## Dataset content:

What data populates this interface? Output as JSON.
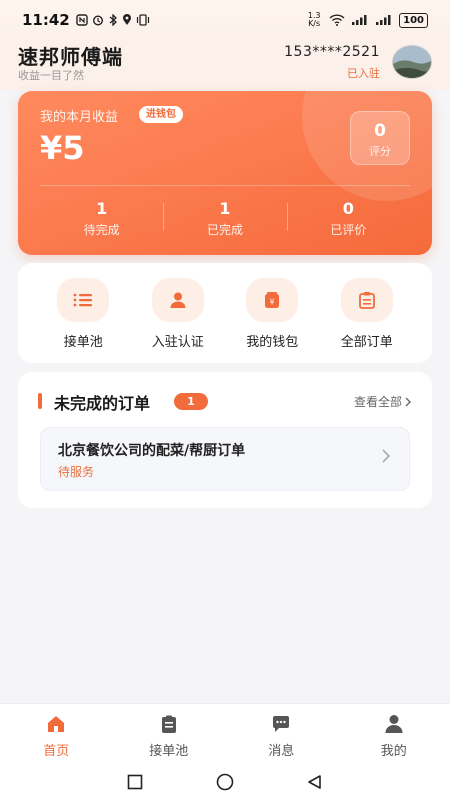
{
  "status_bar": {
    "time": "11:42",
    "net_speed": "1.3 K/s",
    "battery": "100"
  },
  "header": {
    "app_title": "速邦师傅端",
    "subtitle": "收益一目了然",
    "phone": "153****2521",
    "join_status": "已入驻"
  },
  "earnings": {
    "label": "我的本月收益",
    "wallet_chip": "进钱包",
    "amount": "¥5",
    "score_value": "0",
    "score_label": "评分",
    "stats": [
      {
        "value": "1",
        "label": "待完成"
      },
      {
        "value": "1",
        "label": "已完成"
      },
      {
        "value": "0",
        "label": "已评价"
      }
    ]
  },
  "quick_actions": [
    {
      "label": "接单池",
      "icon": "list-icon"
    },
    {
      "label": "入驻认证",
      "icon": "user-icon"
    },
    {
      "label": "我的钱包",
      "icon": "wallet-icon"
    },
    {
      "label": "全部订单",
      "icon": "clipboard-icon"
    }
  ],
  "orders": {
    "title": "未完成的订单",
    "badge": "1",
    "view_all": "查看全部",
    "items": [
      {
        "title": "北京餐饮公司的配菜/帮厨订单",
        "status": "待服务"
      }
    ]
  },
  "tabbar": {
    "tabs": [
      {
        "label": "首页",
        "icon": "home-icon",
        "active": true
      },
      {
        "label": "接单池",
        "icon": "clipboard-icon",
        "active": false
      },
      {
        "label": "消息",
        "icon": "chat-icon",
        "active": false
      },
      {
        "label": "我的",
        "icon": "person-icon",
        "active": false
      }
    ]
  },
  "colors": {
    "accent": "#f26b3a",
    "card_gradient_start": "#ff8a5e",
    "card_gradient_end": "#f56a3a",
    "background": "#f5f5f7"
  }
}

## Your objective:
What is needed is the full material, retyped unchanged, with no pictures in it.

## Problem solution:
What data populates this interface? Output as JSON.
{
  "status_bar": {
    "time": "11:42",
    "net_speed": "1.3 K/s",
    "battery": "100"
  },
  "header": {
    "app_title": "速邦师傅端",
    "subtitle": "收益一目了然",
    "phone": "153****2521",
    "join_status": "已入驻"
  },
  "earnings": {
    "label": "我的本月收益",
    "wallet_chip": "进钱包",
    "amount": "¥5",
    "score_value": "0",
    "score_label": "评分",
    "stats": [
      {
        "value": "1",
        "label": "待完成"
      },
      {
        "value": "1",
        "label": "已完成"
      },
      {
        "value": "0",
        "label": "已评价"
      }
    ]
  },
  "quick_actions": [
    {
      "label": "接单池",
      "icon": "list-icon"
    },
    {
      "label": "入驻认证",
      "icon": "user-icon"
    },
    {
      "label": "我的钱包",
      "icon": "wallet-icon"
    },
    {
      "label": "全部订单",
      "icon": "clipboard-icon"
    }
  ],
  "orders": {
    "title": "未完成的订单",
    "badge": "1",
    "view_all": "查看全部",
    "items": [
      {
        "title": "北京餐饮公司的配菜/帮厨订单",
        "status": "待服务"
      }
    ]
  },
  "tabbar": {
    "tabs": [
      {
        "label": "首页",
        "icon": "home-icon",
        "active": true
      },
      {
        "label": "接单池",
        "icon": "clipboard-icon",
        "active": false
      },
      {
        "label": "消息",
        "icon": "chat-icon",
        "active": false
      },
      {
        "label": "我的",
        "icon": "person-icon",
        "active": false
      }
    ]
  },
  "colors": {
    "accent": "#f26b3a",
    "card_gradient_start": "#ff8a5e",
    "card_gradient_end": "#f56a3a",
    "background": "#f5f5f7"
  }
}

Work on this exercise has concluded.